SUPPLIED RECORDS:
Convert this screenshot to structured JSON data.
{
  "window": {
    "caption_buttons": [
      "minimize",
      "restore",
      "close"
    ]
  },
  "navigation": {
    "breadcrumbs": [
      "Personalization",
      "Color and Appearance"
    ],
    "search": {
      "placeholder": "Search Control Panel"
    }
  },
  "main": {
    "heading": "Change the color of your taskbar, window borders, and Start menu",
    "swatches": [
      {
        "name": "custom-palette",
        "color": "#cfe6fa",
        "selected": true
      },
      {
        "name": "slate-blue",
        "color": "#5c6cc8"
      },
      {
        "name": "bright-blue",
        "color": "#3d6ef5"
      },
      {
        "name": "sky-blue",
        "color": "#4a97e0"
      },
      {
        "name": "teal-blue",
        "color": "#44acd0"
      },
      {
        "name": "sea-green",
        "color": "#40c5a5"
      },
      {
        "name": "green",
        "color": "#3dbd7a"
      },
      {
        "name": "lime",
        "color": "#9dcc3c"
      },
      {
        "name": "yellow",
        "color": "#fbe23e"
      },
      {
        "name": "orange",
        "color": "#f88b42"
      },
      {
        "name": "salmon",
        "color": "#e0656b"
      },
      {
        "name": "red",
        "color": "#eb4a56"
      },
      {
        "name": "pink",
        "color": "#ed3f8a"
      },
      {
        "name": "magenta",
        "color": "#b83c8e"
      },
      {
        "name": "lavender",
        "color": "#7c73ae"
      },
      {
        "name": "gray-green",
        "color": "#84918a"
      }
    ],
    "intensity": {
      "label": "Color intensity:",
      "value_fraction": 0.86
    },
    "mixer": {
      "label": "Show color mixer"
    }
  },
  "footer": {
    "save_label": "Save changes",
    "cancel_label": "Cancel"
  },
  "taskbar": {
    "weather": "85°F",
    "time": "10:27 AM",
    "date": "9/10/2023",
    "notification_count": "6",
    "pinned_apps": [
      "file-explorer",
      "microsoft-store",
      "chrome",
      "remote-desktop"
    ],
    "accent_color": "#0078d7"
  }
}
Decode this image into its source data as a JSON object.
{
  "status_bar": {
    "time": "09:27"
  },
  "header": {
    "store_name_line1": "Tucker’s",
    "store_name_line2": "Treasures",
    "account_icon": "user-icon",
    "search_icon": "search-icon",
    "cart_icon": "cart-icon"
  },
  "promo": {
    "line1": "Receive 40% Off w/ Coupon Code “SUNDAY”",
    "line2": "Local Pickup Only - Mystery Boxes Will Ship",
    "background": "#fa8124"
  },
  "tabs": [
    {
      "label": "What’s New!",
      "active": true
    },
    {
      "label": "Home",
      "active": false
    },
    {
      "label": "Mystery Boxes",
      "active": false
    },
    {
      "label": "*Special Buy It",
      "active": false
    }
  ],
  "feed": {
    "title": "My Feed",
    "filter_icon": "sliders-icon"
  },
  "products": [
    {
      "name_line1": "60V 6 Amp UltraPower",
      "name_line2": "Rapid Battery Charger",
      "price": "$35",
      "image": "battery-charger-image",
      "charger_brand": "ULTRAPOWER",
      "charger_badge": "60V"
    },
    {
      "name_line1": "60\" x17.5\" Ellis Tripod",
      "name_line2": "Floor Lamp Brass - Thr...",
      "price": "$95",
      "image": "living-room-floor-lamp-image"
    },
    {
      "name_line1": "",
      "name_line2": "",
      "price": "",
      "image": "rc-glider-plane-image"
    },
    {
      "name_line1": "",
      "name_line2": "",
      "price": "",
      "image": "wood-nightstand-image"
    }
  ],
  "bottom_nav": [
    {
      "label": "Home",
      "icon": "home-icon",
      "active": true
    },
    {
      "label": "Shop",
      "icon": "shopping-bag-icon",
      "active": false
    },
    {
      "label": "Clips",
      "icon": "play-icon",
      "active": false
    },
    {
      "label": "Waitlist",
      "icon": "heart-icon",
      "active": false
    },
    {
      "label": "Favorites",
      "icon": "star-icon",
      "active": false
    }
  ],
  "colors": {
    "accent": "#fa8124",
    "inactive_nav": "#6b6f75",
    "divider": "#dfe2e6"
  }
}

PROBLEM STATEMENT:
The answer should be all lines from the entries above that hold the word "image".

WRITTEN ANSWER:
Decode this image into its source data as a JSON object.
      "image": "battery-charger-image",
      "image": "living-room-floor-lamp-image"
      "image": "rc-glider-plane-image"
      "image": "wood-nightstand-image"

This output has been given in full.